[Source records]
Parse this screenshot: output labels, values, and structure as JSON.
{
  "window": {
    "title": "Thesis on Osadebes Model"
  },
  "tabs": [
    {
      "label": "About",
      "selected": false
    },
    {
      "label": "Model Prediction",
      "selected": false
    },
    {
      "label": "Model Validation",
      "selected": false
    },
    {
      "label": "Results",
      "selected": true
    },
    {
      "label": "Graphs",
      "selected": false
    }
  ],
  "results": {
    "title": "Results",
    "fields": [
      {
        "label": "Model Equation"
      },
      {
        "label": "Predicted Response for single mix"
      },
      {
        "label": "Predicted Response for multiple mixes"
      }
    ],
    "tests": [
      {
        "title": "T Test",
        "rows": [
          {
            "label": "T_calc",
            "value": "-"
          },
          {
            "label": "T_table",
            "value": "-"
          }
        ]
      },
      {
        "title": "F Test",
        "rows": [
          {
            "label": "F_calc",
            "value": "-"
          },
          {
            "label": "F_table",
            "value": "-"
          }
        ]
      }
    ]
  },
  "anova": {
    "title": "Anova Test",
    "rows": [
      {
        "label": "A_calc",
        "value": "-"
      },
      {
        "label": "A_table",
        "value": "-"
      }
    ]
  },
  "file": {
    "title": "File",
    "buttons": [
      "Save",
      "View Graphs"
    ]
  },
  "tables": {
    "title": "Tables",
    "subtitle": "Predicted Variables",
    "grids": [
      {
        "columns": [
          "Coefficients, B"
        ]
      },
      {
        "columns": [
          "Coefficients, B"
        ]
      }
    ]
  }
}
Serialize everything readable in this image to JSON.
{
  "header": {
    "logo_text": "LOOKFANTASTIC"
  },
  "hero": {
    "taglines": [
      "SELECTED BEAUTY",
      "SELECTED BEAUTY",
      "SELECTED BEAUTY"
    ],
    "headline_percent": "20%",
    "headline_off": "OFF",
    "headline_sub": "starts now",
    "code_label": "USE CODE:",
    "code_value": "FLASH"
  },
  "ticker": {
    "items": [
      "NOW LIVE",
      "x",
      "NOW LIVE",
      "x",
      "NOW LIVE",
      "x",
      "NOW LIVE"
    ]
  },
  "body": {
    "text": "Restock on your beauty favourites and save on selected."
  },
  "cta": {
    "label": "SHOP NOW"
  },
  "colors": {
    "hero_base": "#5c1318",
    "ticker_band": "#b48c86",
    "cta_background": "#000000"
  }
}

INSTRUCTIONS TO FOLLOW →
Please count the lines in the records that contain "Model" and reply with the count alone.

ANSWER TO THIS PROBLEM →
4